Basic Mathematics was recently transformed into Intermediate Mathematics with new concepts and features to help your students learn. To give you a behind-the-scenes look at this revised course, we talked with editor Monica Percival. She has 17 years of experience teaching secondary subjects. For the past four years, she’s worked in Abeka’s publishing department and revised books including Algebra 1 and Algebra 2.
Q: Can you share the story of how Intermediate Mathematics was made?
A: “When we first started redoing the Basic Mathematics book, there were really 5 areas that we looked at: customer comments, standards, testing data, curriculum mapping, and market analysis.
One of the things we heard customers wanted was increased rigor. They wanted it to be a little bit more challenging. We did a lot of standards research to see what we would need to put in our math book to meet that need. We also took into account what we could do better in preparing students for standardized testing and high school math courses.
Then, we took Basic Mathematics as the framework, outlined the scope and sequence, identified what we needed to implement from our research, and built it into the book.”
Q: Why did the name change from Basic Mathematics to Intermediate Mathematics?
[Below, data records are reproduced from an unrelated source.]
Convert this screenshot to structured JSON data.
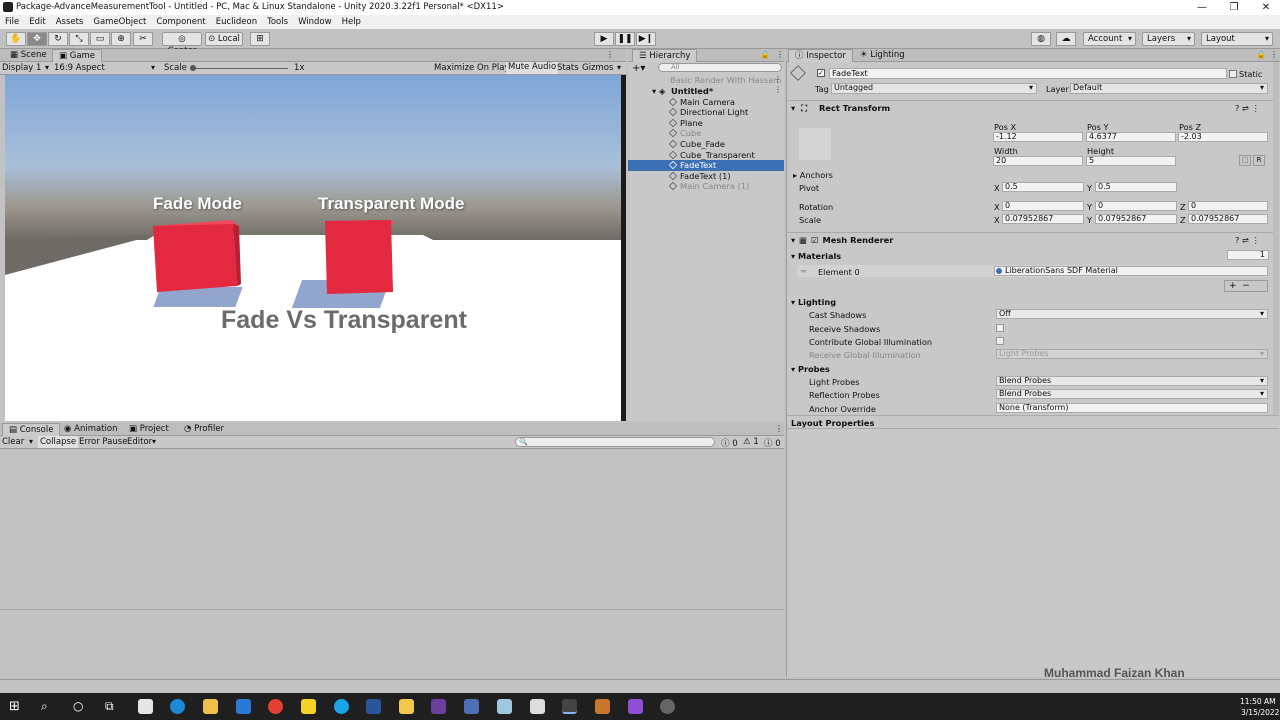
{
  "window": {
    "title": "Package-AdvanceMeasurementTool - Untitled - PC, Mac & Linux Standalone - Unity 2020.3.22f1 Personal* <DX11>"
  },
  "menu": [
    "File",
    "Edit",
    "Assets",
    "GameObject",
    "Component",
    "Euclideon",
    "Tools",
    "Window",
    "Help"
  ],
  "toolbar": {
    "center": "Center",
    "local": "Local",
    "account": "Account",
    "layers": "Layers",
    "layout": "Layout"
  },
  "gamepanel": {
    "tab_scene": "Scene",
    "tab_game": "Game",
    "display": "Display 1",
    "aspect": "16:9 Aspect",
    "scale_label": "Scale",
    "scale_value": "1x",
    "maximize": "Maximize On Play",
    "mute": "Mute Audio",
    "stats": "Stats",
    "gizmos": "Gizmos"
  },
  "scene": {
    "label_fade": "Fade Mode",
    "label_transparent": "Transparent Mode",
    "label_title": "Fade Vs Transparent"
  },
  "hierarchy": {
    "title": "Hierarchy",
    "search_placeholder": "All",
    "scene_header": "Basic Render With Hassam",
    "root": "Untitled*",
    "items": [
      "Main Camera",
      "Directional Light",
      "Plane",
      "Cube",
      "Cube_Fade",
      "Cube_Transparent",
      "FadeText",
      "FadeText (1)",
      "Main Camera (1)"
    ]
  },
  "inspector": {
    "tab_inspector": "Inspector",
    "tab_lighting": "Lighting",
    "object_name": "FadeText",
    "static": "Static",
    "tag_label": "Tag",
    "tag": "Untagged",
    "layer_label": "Layer",
    "layer": "Default",
    "rect_transform": "Rect Transform",
    "posx_l": "Pos X",
    "posy_l": "Pos Y",
    "posz_l": "Pos Z",
    "posx": "-1.12",
    "posy": "4.6377",
    "posz": "-2.03",
    "width_l": "Width",
    "height_l": "Height",
    "width": "20",
    "height": "5",
    "anchors": "Anchors",
    "pivot": "Pivot",
    "pivot_x": "0.5",
    "pivot_y": "0.5",
    "rotation": "Rotation",
    "rot_x": "0",
    "rot_y": "0",
    "rot_z": "0",
    "scale": "Scale",
    "scale_x": "0.07952867",
    "scale_y": "0.07952867",
    "scale_z": "0.07952867",
    "mesh_renderer": "Mesh Renderer",
    "materials": "Materials",
    "materials_count": "1",
    "element0": "Element 0",
    "element0_value": "LiberationSans SDF Material",
    "lighting": "Lighting",
    "cast_shadows": "Cast Shadows",
    "cast_shadows_v": "Off",
    "receive_shadows": "Receive Shadows",
    "contribute_gi": "Contribute Global Illumination",
    "receive_gi": "Receive Global Illumination",
    "receive_gi_v": "Light Probes",
    "probes": "Probes",
    "light_probes": "Light Probes",
    "light_probes_v": "Blend Probes",
    "reflection_probes": "Reflection Probes",
    "reflection_probes_v": "Blend Probes",
    "anchor_override": "Anchor Override",
    "anchor_override_v": "None (Transform)",
    "layout_properties": "Layout Properties",
    "r": "R",
    "x": "X",
    "y": "Y",
    "z": "Z"
  },
  "console": {
    "tab_console": "Console",
    "tab_animation": "Animation",
    "tab_project": "Project",
    "tab_profiler": "Profiler",
    "clear": "Clear",
    "collapse": "Collapse",
    "error_pause": "Error Pause",
    "editor": "Editor",
    "count_info": "0",
    "count_warn": "1",
    "count_err": "0"
  },
  "watermark": "Muhammad Faizan Khan",
  "clock": {
    "time": "11:50 AM",
    "date": "3/15/2022"
  }
}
A: “We found that ‘Intermediate Mathematics’ became a much better description for the revised course. Abeka’s elementary math already gives a thorough introduction to basic math concepts in arithmetic, geometry, and algebra. This text really builds on that. Students get a foundation in a wide variety of mathematical branches. It isn’t just arithmetic or algebra. It is probability and statistics, geometry, and a little bit of trigonometry basics. It is really a bridge from elementary to high school math.”
Q: How can the new book improve students’ learning?
A: “We’ve focused more on understanding instead of just memorizing when it comes to processes.”
Q: Tell us about the new expanded explanations in the student book.
A: “Each section is designed to match a classroom math lesson. The expanded explanations will benefit students who are unable to catch every nuance of each concept in a regular math class. They provide students with a detailed ‘reference manual.’”
Q: How does the new shrunken-text Teacher Edition help teachers?
A: “We took the student book, shrunk it a little, and put daily lessons for teachers on the sides. We wanted to give teachers extra details that would help any teacher, from a first-year to a veteran teacher, to enhance the teaching/learning process for their students. There are several types of extras we implemented:
Tips might be an attention-getter that could help enhance the lesson, a way to explain a concept using an illustration, or a game to play. Quick Quizzes are a flexible assessment option that can be used during review time or given as a quiz. Fast Facts are sometimes an alternate method for a problem or background for a concept to add interest.”
Q: How does Intermediate Mathematics help build critical thinking skills?
A: “Critical thinking starts with knowing facts and building on that knowledge. We supplemented the teacher edition with critical thinking opportunities called Thought Provokers. These are problems where students have to know the facts and then apply them to a situation that they haven’t seen before.”